→ **Goal of the exercise**
For every line in the records below that holds "Asset", make a copy.

(Page and application data records)
○ ○ ○ ○ ○
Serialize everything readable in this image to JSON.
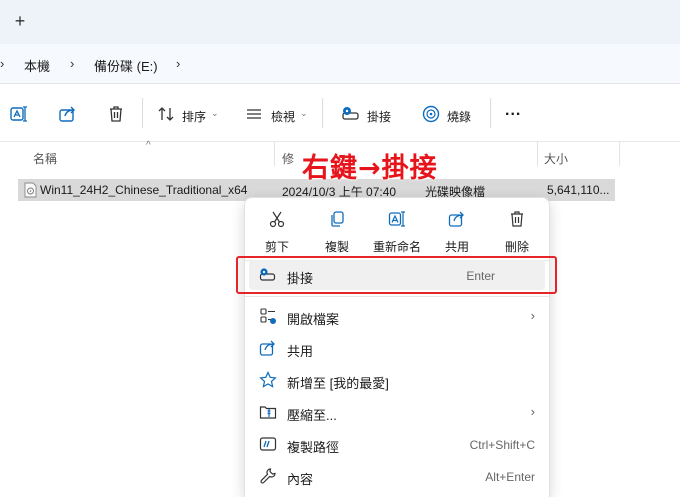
{
  "tabbar": {
    "new_tab_glyph": "+"
  },
  "breadcrumb": {
    "items": [
      "本機",
      "備份碟 (E:)"
    ]
  },
  "commandbar": {
    "sort_label": "排序",
    "view_label": "檢視",
    "mount_label": "掛接",
    "burn_label": "燒錄",
    "more_glyph": "..."
  },
  "columns": {
    "name": "名稱",
    "modified": "修",
    "size": "大小"
  },
  "file": {
    "name": "Win11_24H2_Chinese_Traditional_x64",
    "modified": "2024/10/3 上午 07:40",
    "type": "光碟映像檔",
    "size": "5,641,110..."
  },
  "annotation": {
    "text": "右鍵→掛接",
    "color": "#e8141b"
  },
  "context_menu": {
    "quick_actions": [
      {
        "label": "剪下",
        "icon": "cut-icon"
      },
      {
        "label": "複製",
        "icon": "copy-icon"
      },
      {
        "label": "重新命名",
        "icon": "rename-icon"
      },
      {
        "label": "共用",
        "icon": "share-icon"
      },
      {
        "label": "刪除",
        "icon": "delete-icon"
      }
    ],
    "items": [
      {
        "label": "掛接",
        "shortcut": "Enter",
        "icon": "mount-icon"
      },
      {
        "label": "開啟檔案",
        "icon": "open-with-icon",
        "submenu": true
      },
      {
        "label": "共用",
        "icon": "share-icon"
      },
      {
        "label": "新增至 [我的最愛]",
        "icon": "star-icon"
      },
      {
        "label": "壓縮至...",
        "icon": "zip-icon",
        "submenu": true
      },
      {
        "label": "複製路徑",
        "shortcut": "Ctrl+Shift+C",
        "icon": "copy-path-icon"
      },
      {
        "label": "內容",
        "shortcut": "Alt+Enter",
        "icon": "properties-icon"
      }
    ]
  },
  "colors": {
    "accent": "#0f6cbd",
    "highlight_box": "#e52528",
    "selection": "#d9d9d9"
  }
}
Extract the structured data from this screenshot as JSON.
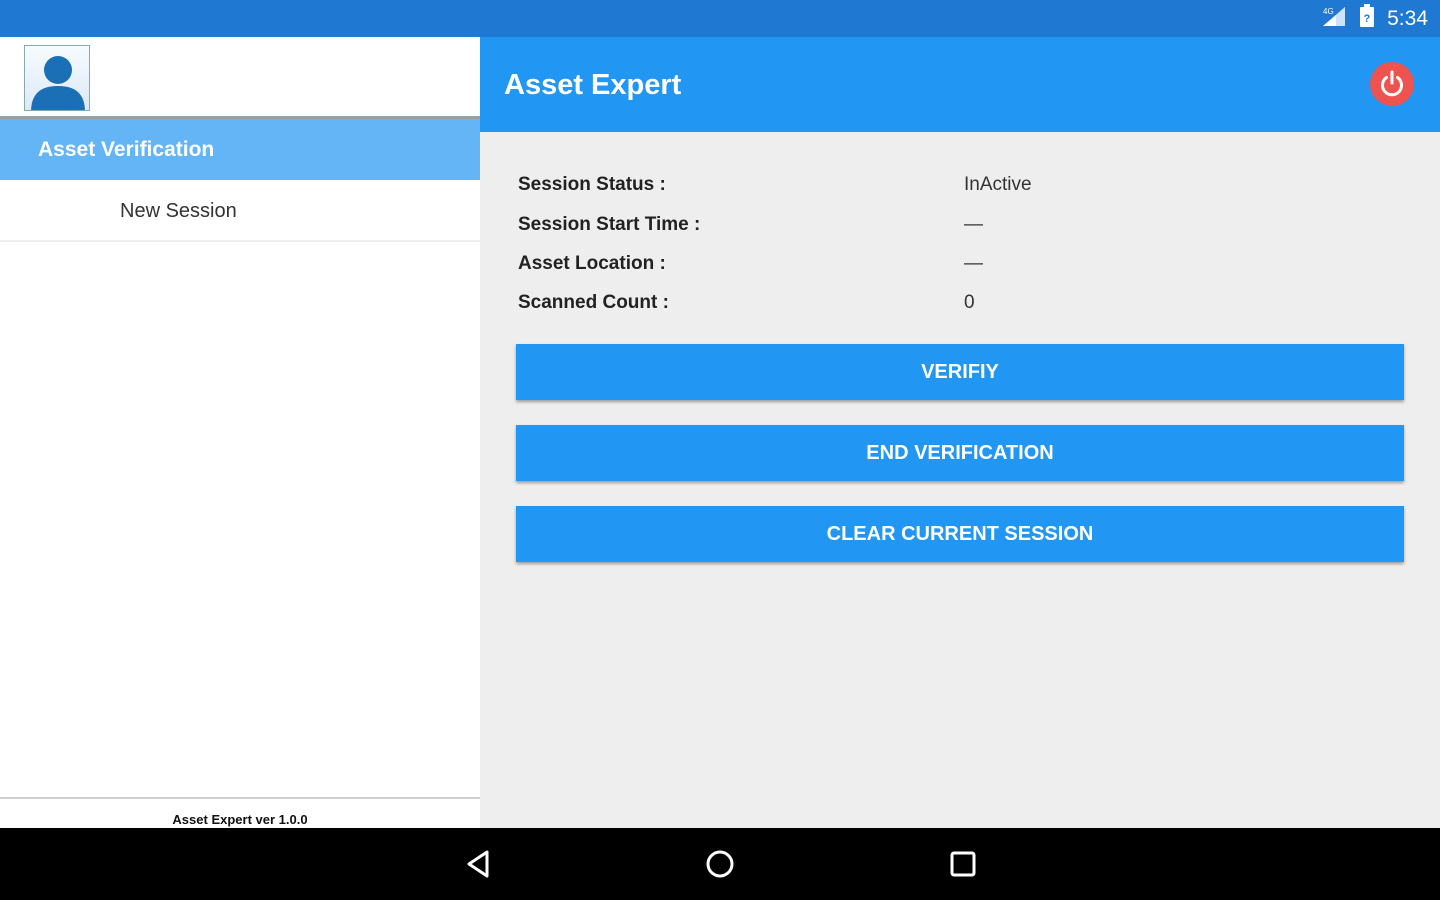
{
  "status_bar": {
    "time": "5:34",
    "icons": [
      "signal-icon",
      "battery-icon"
    ]
  },
  "drawer": {
    "section_title": "Asset Verification",
    "items": [
      {
        "label": "New Session"
      }
    ],
    "footer": "Asset Expert ver 1.0.0"
  },
  "app_bar": {
    "title": "Asset Expert",
    "action_icon": "power-icon"
  },
  "session": [
    {
      "label": "Session Status :",
      "value": "InActive"
    },
    {
      "label": "Session Start Time  :",
      "value": "—"
    },
    {
      "label": "Asset Location  :",
      "value": "—"
    },
    {
      "label": "Scanned Count  :",
      "value": "0"
    }
  ],
  "buttons": {
    "verify": "VERIFIY",
    "end": "END VERIFICATION",
    "clear": "CLEAR CURRENT SESSION"
  },
  "nav_bar": {
    "icons": [
      "back-icon",
      "home-icon",
      "recents-icon"
    ]
  },
  "colors": {
    "primary": "#2196f3",
    "status_bar": "#1f78d1",
    "section_header": "#64b5f6",
    "power": "#ef5350"
  }
}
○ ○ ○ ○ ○
→ **Answer to this exercise**
    "section_title": "Asset Verification",
    "footer": "Asset Expert ver 1.0.0"
    "title": "Asset Expert",
      "label": "Asset Location  :",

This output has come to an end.